A common feature of responses to women who are too challenging (even within the left) is for their detractors to retreat back to old-fashioned misogyny as a quick and easy way to dismiss them. The temptation to leverage structures of social power to win a battle that one — genuinely — believes to be morally right is often too strong to resist. It is a phenomenon faced by other marginalised groups as well, not simply women. It is important, however, for us to be alive to that phenomenon, and not to allow narratives of hysteria and ‘over-emotionalism’ to act as excuses not to engage with the substance of what women are saying.

Needless to say, an aversion to the facts surrounding male violence is neither progressive nor is it feminist. Instead, it is a reflection of a developing culture in which people adopt political positions to avoid censure and achieve social acceptability as an end in itself, rather than as principled responses to actual material injustices in the world.


Sex segregation in spaces where women are in positions of vulnerability is a legitimate and important precaution for women. Women exist in society where the risk of sexual assault is a simple reality of their lives — even young girls within UK schools are experiencing what has been described as an ‘epidemic’ of sexual violence from young boys. I could go into these statistics in more detail if it had not already been done countless times before. But the fact it has been done countless times before is the disturbing thing about the entire gender neutral toilets issue. Supposedly progressive commentators and politicians have seemingly decided that publicly supporting a postmodernist view of gender is more important even than these facts. Perhaps it is cowardice in the face of a vitriolic social-media ‘take down’ culture.

But perhaps it is something more simple, and depressing, than that: feminism — and other equality movements — have to deal with the difficult problem of ‘latent prejudice’. It can be tricky to tell when there is a true change of popular attitudes, or when instead there is a understanding that some attitudes cannot be expressed explicitly. Sometimes we only find out once people feel they have been given permission to express those attitudes. We saw that to some degree with the Bernie-Bro phenomenon — certain US leftists felt that their support for a ‘progressive’ Bernie Sanders meant they were able to criticise ‘not-as-progressive’ Hillary Clinton in sometimes violently sexist terms. The gender neutral and gender identity debates seem to represent something similar in the UK. Blatantly misogynistic tropes and a lazy disregard for women’s safety and concerns are being overlooked because it is in the service of a supposedly progressive cause.

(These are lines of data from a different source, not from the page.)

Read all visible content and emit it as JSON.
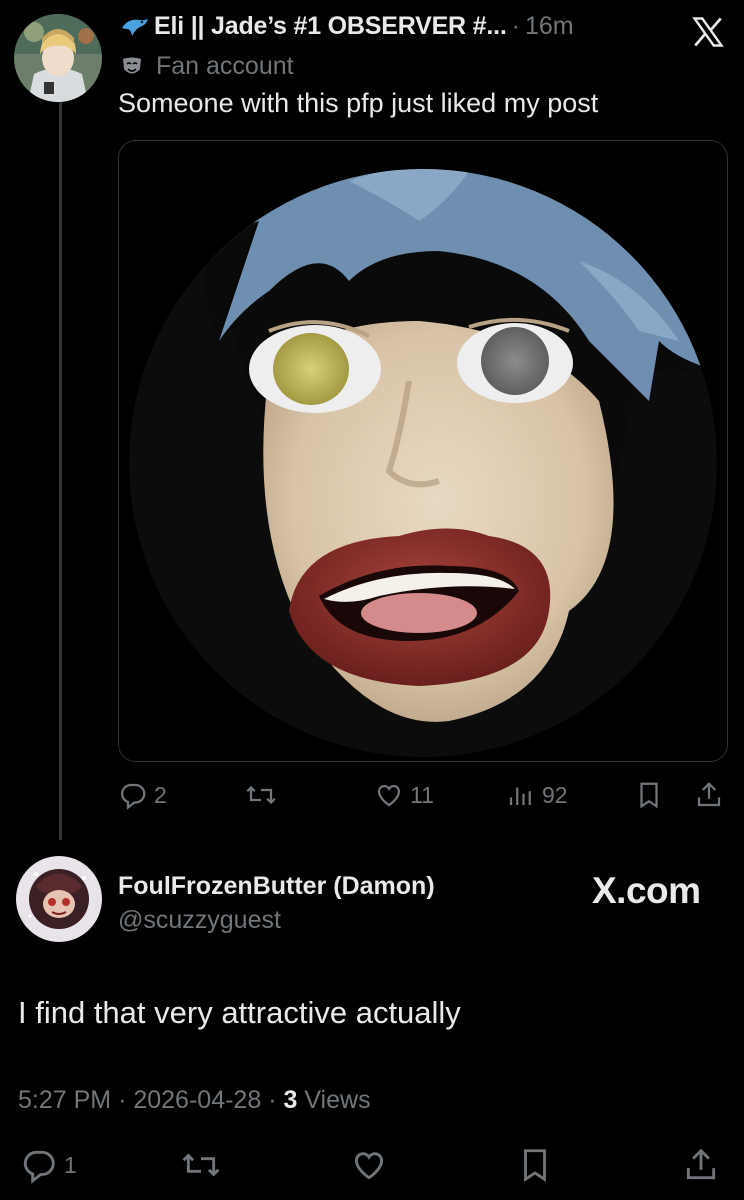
{
  "post": {
    "display_name": "Eli || Jade’s #1 OBSERVER #...",
    "time": "16m",
    "label": "Fan account",
    "text": "Someone with this pfp just liked my post",
    "stats": {
      "replies": "2",
      "likes": "11",
      "views": "92"
    }
  },
  "reply": {
    "display_name": "FoulFrozenButter (Damon)",
    "handle": "@scuzzyguest",
    "watermark": "X.com",
    "text": "I find that very attractive actually",
    "time": "5:27 PM",
    "date": "2026-04-28",
    "views_count": "3",
    "views_label": "Views",
    "replies": "1"
  },
  "colors": {
    "background": "#000000",
    "primary_text": "#e7e9ea",
    "secondary_text": "#71767b",
    "divider": "#2f3336"
  },
  "icons": [
    "dolphin-emoji-icon",
    "mask-emoji-icon",
    "x-logo-icon",
    "reply-icon",
    "retweet-icon",
    "like-icon",
    "views-icon",
    "bookmark-icon",
    "share-icon"
  ]
}
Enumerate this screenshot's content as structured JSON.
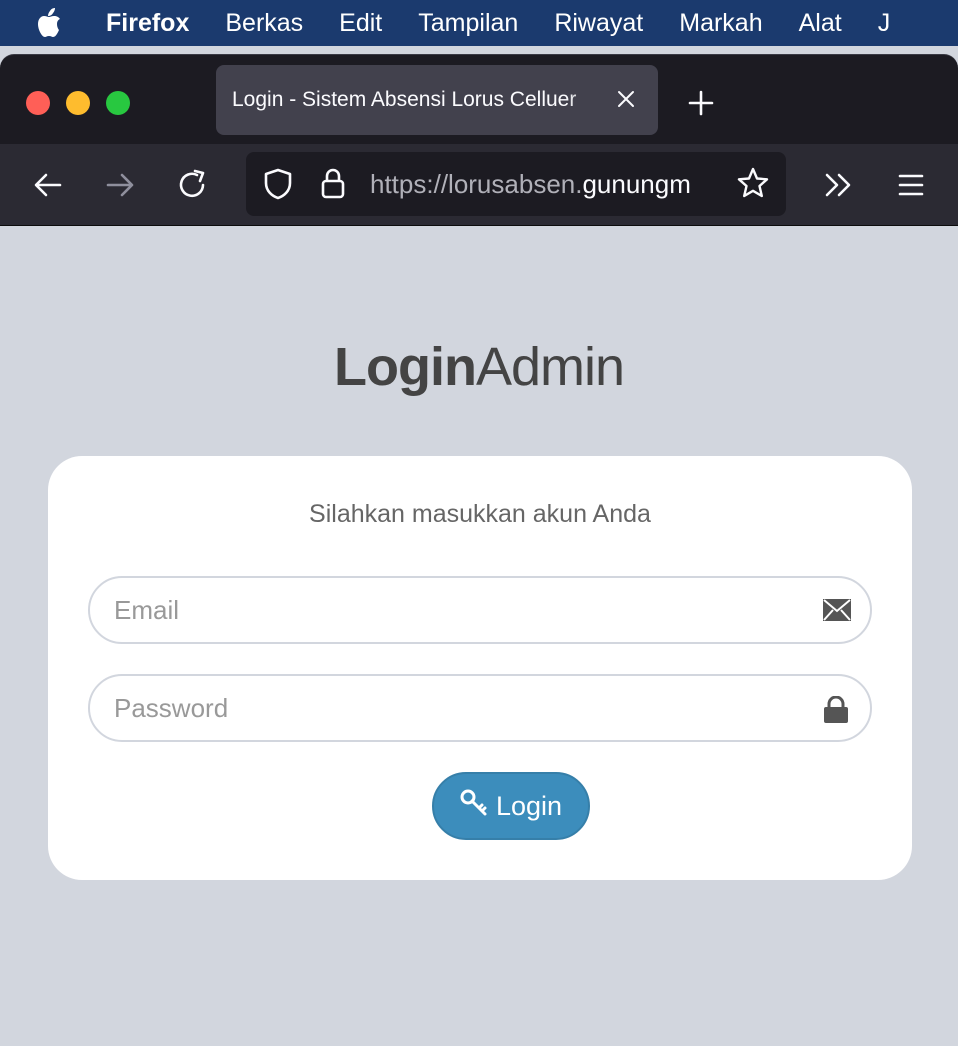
{
  "menubar": {
    "app_name": "Firefox",
    "items": [
      "Berkas",
      "Edit",
      "Tampilan",
      "Riwayat",
      "Markah",
      "Alat",
      "J"
    ]
  },
  "browser": {
    "tab_title": "Login - Sistem Absensi Lorus Celluer",
    "url_scheme": "https://lorusabsen.",
    "url_host": "gunungm"
  },
  "page": {
    "logo_bold": "Login",
    "logo_light": "Admin",
    "message": "Silahkan masukkan akun Anda",
    "email_placeholder": "Email",
    "password_placeholder": "Password",
    "login_label": "Login"
  },
  "icons": {
    "email_field": "envelope-icon",
    "password_field": "lock-icon",
    "login_button": "key-icon"
  },
  "colors": {
    "page_bg": "#d2d6de",
    "button": "#3c8dbc",
    "menubar": "#1b3a6e"
  }
}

The above article was written by a member of the Cambridge Radical Feminist Network. If you would like to write an article for the Network, please get in touch, and please follow us on social media.


  1. In addition, ‘[i]n 2009, Channel 4 discovered that almost two-thirds of sexual assaults by patients in hospitals (21 out of 33 in 2007/8), occurred in mixed-sex wards’:
    See more specifically:
    See also:
  3. The CUSU LGBT+ ‘Guide for the Implementation of Gender-Neutral Toilets’ recommends a similarly flawed implementation:
  4. A couple of examples, among many:
  5. Amnesty also recommends separate sleeping facilities for women refugees, for the same reason.
  6. See p. 153, Discussion Box 3.13
  7. There were also a number of other cases which made national news. For example:
  8. JY. Even the mention of his name has resulted in posts being taken down on Medium and Twitter, but a quick internet search will allow you to find him.
  9. An example of this phenomenon is discussed by Reni Eddo-Lodge in Why I am No Longer Talking to White People About Race (pp.174–175) The ‘surprising’ mention by David Cameron of ‘patriarchal societies’ was — less surprisingly — mentioned in regards to Muslim countries ‘described in direct opposition to our own advanced, so-called egalitarian and meritocratic British sense of self.’